Work required: Your task is to print each entry exactly as written.

● ● ● ●

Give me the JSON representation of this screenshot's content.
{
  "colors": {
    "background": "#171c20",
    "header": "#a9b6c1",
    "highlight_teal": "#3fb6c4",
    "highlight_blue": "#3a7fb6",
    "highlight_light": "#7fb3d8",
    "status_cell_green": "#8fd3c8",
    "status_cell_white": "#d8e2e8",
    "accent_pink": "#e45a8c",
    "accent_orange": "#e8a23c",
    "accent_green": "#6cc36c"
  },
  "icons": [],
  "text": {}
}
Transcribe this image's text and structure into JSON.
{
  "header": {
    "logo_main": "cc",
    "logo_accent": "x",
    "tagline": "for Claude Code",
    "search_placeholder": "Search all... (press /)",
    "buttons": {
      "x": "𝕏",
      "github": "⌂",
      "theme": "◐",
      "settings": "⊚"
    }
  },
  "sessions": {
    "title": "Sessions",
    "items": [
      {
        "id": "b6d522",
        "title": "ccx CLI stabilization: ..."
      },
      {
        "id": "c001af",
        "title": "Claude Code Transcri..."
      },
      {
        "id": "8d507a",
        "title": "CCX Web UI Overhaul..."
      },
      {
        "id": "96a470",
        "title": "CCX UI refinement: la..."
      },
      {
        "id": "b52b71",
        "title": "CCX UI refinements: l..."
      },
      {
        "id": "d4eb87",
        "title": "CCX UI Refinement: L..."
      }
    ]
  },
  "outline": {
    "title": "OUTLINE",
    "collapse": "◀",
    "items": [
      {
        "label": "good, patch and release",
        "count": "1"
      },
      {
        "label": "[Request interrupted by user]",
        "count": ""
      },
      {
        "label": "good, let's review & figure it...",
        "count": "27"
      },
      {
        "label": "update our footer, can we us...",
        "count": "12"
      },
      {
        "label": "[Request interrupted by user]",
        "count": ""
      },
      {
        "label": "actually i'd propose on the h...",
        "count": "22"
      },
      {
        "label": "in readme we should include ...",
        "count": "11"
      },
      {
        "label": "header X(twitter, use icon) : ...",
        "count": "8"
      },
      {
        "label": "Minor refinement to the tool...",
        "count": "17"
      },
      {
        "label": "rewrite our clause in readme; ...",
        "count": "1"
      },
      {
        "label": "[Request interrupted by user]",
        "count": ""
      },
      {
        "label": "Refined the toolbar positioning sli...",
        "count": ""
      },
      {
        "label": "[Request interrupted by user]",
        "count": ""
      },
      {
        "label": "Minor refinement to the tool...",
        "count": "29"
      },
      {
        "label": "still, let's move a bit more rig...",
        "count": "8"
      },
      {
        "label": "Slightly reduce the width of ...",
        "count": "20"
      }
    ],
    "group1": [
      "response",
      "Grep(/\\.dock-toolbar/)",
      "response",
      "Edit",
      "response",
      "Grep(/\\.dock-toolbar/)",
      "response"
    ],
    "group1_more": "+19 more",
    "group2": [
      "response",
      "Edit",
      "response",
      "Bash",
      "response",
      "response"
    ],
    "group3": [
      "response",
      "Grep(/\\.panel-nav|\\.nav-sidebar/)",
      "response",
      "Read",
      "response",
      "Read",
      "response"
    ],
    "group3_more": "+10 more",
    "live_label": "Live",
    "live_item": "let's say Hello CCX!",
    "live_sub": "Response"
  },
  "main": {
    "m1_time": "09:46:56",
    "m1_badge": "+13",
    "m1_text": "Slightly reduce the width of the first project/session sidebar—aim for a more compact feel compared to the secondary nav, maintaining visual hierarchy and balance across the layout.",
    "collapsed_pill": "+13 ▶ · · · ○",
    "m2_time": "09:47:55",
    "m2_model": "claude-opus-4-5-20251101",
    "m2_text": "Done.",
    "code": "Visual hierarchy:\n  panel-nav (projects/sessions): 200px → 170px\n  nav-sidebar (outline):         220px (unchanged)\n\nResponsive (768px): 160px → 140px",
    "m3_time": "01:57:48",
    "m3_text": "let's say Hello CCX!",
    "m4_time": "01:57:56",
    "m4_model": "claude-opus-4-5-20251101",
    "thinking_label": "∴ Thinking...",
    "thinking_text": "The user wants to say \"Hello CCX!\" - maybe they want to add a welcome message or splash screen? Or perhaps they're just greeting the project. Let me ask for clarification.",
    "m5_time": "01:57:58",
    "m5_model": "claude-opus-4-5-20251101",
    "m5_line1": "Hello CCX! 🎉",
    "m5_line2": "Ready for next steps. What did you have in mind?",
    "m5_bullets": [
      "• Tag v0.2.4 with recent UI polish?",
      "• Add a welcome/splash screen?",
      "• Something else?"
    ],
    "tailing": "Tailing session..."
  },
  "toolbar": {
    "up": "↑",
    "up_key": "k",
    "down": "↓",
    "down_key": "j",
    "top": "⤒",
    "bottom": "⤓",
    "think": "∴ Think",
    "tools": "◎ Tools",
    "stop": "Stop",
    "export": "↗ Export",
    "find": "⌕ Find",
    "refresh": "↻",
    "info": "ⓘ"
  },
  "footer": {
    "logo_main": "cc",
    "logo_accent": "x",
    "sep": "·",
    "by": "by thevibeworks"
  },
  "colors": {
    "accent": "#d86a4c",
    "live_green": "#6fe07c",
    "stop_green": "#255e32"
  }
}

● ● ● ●

Task response:
Give me the JSON representation of this screenshot's content.
{
  "colors": {
    "background": "#171c20",
    "header": "#a9b6c1",
    "highlight_teal": "#3fb6c4",
    "highlight_blue": "#3a7fb6",
    "highlight_light": "#7fb3d8",
    "status_cell_green": "#8fd3c8",
    "status_cell_white": "#d8e2e8",
    "accent_pink": "#e45a8c",
    "accent_orange": "#e8a23c",
    "accent_green": "#6cc36c"
  },
  "icons": [],
  "text": {}
}
Transcribe this image's text and structure into JSON.
{
  "header": {
    "logo_main": "cc",
    "logo_accent": "x",
    "tagline": "for Claude Code",
    "search_placeholder": "Search all... (press /)",
    "buttons": {
      "x": "𝕏",
      "github": "⌂",
      "theme": "◐",
      "settings": "⊚"
    }
  },
  "sessions": {
    "title": "Sessions",
    "items": [
      {
        "id": "b6d522",
        "title": "ccx CLI stabilization: ..."
      },
      {
        "id": "c001af",
        "title": "Claude Code Transcri..."
      },
      {
        "id": "8d507a",
        "title": "CCX Web UI Overhaul..."
      },
      {
        "id": "96a470",
        "title": "CCX UI refinement: la..."
      },
      {
        "id": "b52b71",
        "title": "CCX UI refinements: l..."
      },
      {
        "id": "d4eb87",
        "title": "CCX UI Refinement: L..."
      }
    ]
  },
  "outline": {
    "title": "OUTLINE",
    "collapse": "◀",
    "items": [
      {
        "label": "good, patch and release",
        "count": "1"
      },
      {
        "label": "[Request interrupted by user]",
        "count": ""
      },
      {
        "label": "good, let's review & figure it...",
        "count": "27"
      },
      {
        "label": "update our footer, can we us...",
        "count": "12"
      },
      {
        "label": "[Request interrupted by user]",
        "count": ""
      },
      {
        "label": "actually i'd propose on the h...",
        "count": "22"
      },
      {
        "label": "in readme we should include ...",
        "count": "11"
      },
      {
        "label": "header X(twitter, use icon) : ...",
        "count": "8"
      },
      {
        "label": "Minor refinement to the tool...",
        "count": "17"
      },
      {
        "label": "rewrite our clause in readme; ...",
        "count": "1"
      },
      {
        "label": "[Request interrupted by user]",
        "count": ""
      },
      {
        "label": "Refined the toolbar positioning sli...",
        "count": ""
      },
      {
        "label": "[Request interrupted by user]",
        "count": ""
      },
      {
        "label": "Minor refinement to the tool...",
        "count": "29"
      },
      {
        "label": "still, let's move a bit more rig...",
        "count": "8"
      },
      {
        "label": "Slightly reduce the width of ...",
        "count": "20"
      }
    ],
    "group1": [
      "response",
      "Grep(/\\.dock-toolbar/)",
      "response",
      "Edit",
      "response",
      "Grep(/\\.dock-toolbar/)",
      "response"
    ],
    "group1_more": "+19 more",
    "group2": [
      "response",
      "Edit",
      "response",
      "Bash",
      "response",
      "response"
    ],
    "group3": [
      "response",
      "Grep(/\\.panel-nav|\\.nav-sidebar/)",
      "response",
      "Read",
      "response",
      "Read",
      "response"
    ],
    "group3_more": "+10 more",
    "live_label": "Live",
    "live_item": "let's say Hello CCX!",
    "live_sub": "Response"
  },
  "main": {
    "m1_time": "09:46:56",
    "m1_badge": "+13",
    "m1_text": "Slightly reduce the width of the first project/session sidebar—aim for a more compact feel compared to the secondary nav, maintaining visual hierarchy and balance across the layout.",
    "collapsed_pill": "+13 ▶ · · · ○",
    "m2_time": "09:47:55",
    "m2_model": "claude-opus-4-5-20251101",
    "m2_text": "Done.",
    "code": "Visual hierarchy:\n  panel-nav (projects/sessions): 200px → 170px\n  nav-sidebar (outline):         220px (unchanged)\n\nResponsive (768px): 160px → 140px",
    "m3_time": "01:57:48",
    "m3_text": "let's say Hello CCX!",
    "m4_time": "01:57:56",
    "m4_model": "claude-opus-4-5-20251101",
    "thinking_label": "∴ Thinking...",
    "thinking_text": "The user wants to say \"Hello CCX!\" - maybe they want to add a welcome message or splash screen? Or perhaps they're just greeting the project. Let me ask for clarification.",
    "m5_time": "01:57:58",
    "m5_model": "claude-opus-4-5-20251101",
    "m5_line1": "Hello CCX! 🎉",
    "m5_line2": "Ready for next steps. What did you have in mind?",
    "m5_bullets": [
      "• Tag v0.2.4 with recent UI polish?",
      "• Add a welcome/splash screen?",
      "• Something else?"
    ],
    "tailing": "Tailing session..."
  },
  "toolbar": {
    "up": "↑",
    "up_key": "k",
    "down": "↓",
    "down_key": "j",
    "top": "⤒",
    "bottom": "⤓",
    "think": "∴ Think",
    "tools": "◎ Tools",
    "stop": "Stop",
    "export": "↗ Export",
    "find": "⌕ Find",
    "refresh": "↻",
    "info": "ⓘ"
  },
  "footer": {
    "logo_main": "cc",
    "logo_accent": "x",
    "sep": "·",
    "by": "by thevibeworks"
  },
  "colors": {
    "accent": "#d86a4c",
    "live_green": "#6fe07c",
    "stop_green": "#255e32"
  }
}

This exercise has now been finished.